Definition: a Hulquiminum word, meaning "good feelings"
Bringing 'Uy Shqwaluwun' to your Practice
I raise my hands to your desire to improve the cultural safety of your practice. Culturally Committed is here to support you on your journey.
Available For A Limited Time
Monthly virtual live workshops covering various topics related to Cultural Safety and Humility
Monthly Community Calls, where members can come together virtually -- ask questions and engage in dialogue with our Mentors
Access to the Culturally Committed Members Portal: a members site that houses the Workshop and Community Call Replay Library -- so even if you can't attend the live events, the replays will always be accessible for as long as you are a member.
Be included on the Culturally Committed Providers Map: a resource the general public can use to seek providers who are committed to improving the cultural safety of their practice
Access to the private Culturally Committed Members Facebook Group, where individuals can come together collectively, and share thoughts, ask questions, and share learning
Share your Culturally Committed identity on your advertising correspondence.***
***Culturally Committed Providers are individuals who are demonstrating a commitment to improving the cultural safety of their practice through participation in the Culturally Committed Membership Program. A Culturally Committed Provider does not claim cultural competence or perfect practice, but rather demonstrates an attitude rooted in humbly acknowledging oneself as a lifelong learner and a commitment to improving the cultural safety of their services. It is Members responsibility to know and abide by the advertising regulations of their regulator.
If you are interested in our workshops but aren't ready to commit to a Membership,
you can choose to register for a Culturally Committed Workshop Series.
(Workshop Series are INCLUDED in the Membership)
Two-Part Series Featuring Jared Qwustenuxun Williams of Quw'utsun
Hwunitum Slhexun (White Medicine): Accessing Healthcare from an Indigenous Perspective
Part 1, May 19th 2021
I Don't Want To Go To The Hospital, Son
An examination of the roots of Indigenous discomfort in the modern allopathic medical system -- seeing the people behind the story and feeling the impacts of the residential schools and Indian hospital.
Part 2, June 16 2021
Our Food Makes Us Strong
A discussion around Indigenous food sovereignty and how culture is rooted in traditional food. Examining the deep connection between traditional food systems and Indigenous economic system.
"...Elders talk about how you never go to visit someone empty handed, meaning when you go to ask someone a question, you'd bring them an offering. A fish, a blanket, some beads, something."
Jared Qwustenuxun Williams
Knowledge Keeper, Unceded Quw'utson Territory
At Culturally Committed, we are determined to do this work in a good way. This is why all of our workshop contributors receive compensation, and honorariums are provided to our incredible Mentors.

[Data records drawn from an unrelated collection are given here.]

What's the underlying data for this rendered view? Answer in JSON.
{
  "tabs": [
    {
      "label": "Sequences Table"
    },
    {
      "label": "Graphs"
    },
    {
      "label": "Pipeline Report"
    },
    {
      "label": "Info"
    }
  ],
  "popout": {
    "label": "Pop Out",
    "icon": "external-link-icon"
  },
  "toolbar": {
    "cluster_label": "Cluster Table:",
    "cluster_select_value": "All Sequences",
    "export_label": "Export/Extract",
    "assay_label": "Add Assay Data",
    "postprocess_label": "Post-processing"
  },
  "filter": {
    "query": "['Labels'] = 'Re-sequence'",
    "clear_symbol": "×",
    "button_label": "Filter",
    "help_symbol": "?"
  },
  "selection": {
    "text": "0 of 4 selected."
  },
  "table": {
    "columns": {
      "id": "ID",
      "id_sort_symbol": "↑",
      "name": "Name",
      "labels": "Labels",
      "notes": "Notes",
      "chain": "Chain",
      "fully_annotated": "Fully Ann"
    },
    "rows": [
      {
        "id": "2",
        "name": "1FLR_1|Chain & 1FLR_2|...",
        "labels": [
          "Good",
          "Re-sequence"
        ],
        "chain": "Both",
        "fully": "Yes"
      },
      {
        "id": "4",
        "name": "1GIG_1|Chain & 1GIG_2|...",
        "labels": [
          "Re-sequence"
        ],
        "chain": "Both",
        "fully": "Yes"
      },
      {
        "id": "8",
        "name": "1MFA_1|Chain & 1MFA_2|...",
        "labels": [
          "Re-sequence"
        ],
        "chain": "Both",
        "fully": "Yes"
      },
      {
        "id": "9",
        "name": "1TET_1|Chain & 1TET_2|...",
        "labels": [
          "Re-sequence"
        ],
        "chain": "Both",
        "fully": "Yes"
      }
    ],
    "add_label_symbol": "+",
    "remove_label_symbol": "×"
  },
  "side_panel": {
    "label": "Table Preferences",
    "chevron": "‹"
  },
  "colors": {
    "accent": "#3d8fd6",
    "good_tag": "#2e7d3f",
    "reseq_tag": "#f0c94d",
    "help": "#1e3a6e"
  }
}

Three-Part Series Featuring Len Pierre
of Katzie First Nation
Siyéy̓ə (good friend):
Transforming Indigenous Allyship
From Knowing to Doing: Leading the way for Indigenous Cultural Safety & Humility
July 21 2021 at 6pm PST
A dialogue on how we can internalize the good work of cultural safety personally and professionally to bring about social change.
Weaving Together Indigenous Trauma
& Resilience Informed Practice
August 18 2021 6pm PST
Indigenous and cultural perspectives on trauma and its relationship to wellness. We will uncover the incredible value of weaving resilience informed practice into our work.
September 15 2021 6pm PST
In Hunqiminum, we have no word for ally, but we do for good friend, it is "Siyéy̓ə". What does it mean to be an ally? Am I an ally or am I an accomplice, ambassador, or advocate? Being an ally for Indigenous justice is a little different than other contexts for allyship. This talk will explore some of the commonalities, differences, and ways forward to being a good ally.
Len is a Coast Salish Consultant, public speaker, educator, cultural practitioner and spiritual gangster. With a background in adult education and cultural knowledge systems, Len aims to decolonize and transform corporate systems, approaches, policies, and curriculum content in any professional discipline.
In a time of Truth & Reconciliation, Len believes that the need to bridge the Indigenous and non-Indigenous realities has never been greater. With a focus on recentering Indigenous knowledge and values, he provides educational lectures, workshops and consultation services to any willing service provider.
Phase 2 -- Tentatively Launched Autumn 2021
Members will receive confidential feedback -- which will be collected from clients, submitted either through the website or to the dedicated email address managed by Culturally Committed. The intention is to support providers in becoming more attuned to how to offer culturally safe services, and will utilize feedback to implement adaptations to their practice.
Feedback will be shared (anonymously), so that all members can adapt their practice to be more culturally safe.
Registered providers will be offered resources to promote their Culturally Committed identity:
a pin to provide a visual symbol to patients -- that their provider is committed to providing a culturally safe experience.
a window decal to affix on the door of the office.
Printable graphics to display in the office waiting room, to demonstrate registration in the Culturally Committed program, and to provide information on how it works.
Printable post-appointment handout cards with instructions, and a place to put the clinician(s) name(s) -- to aid in the feedback process.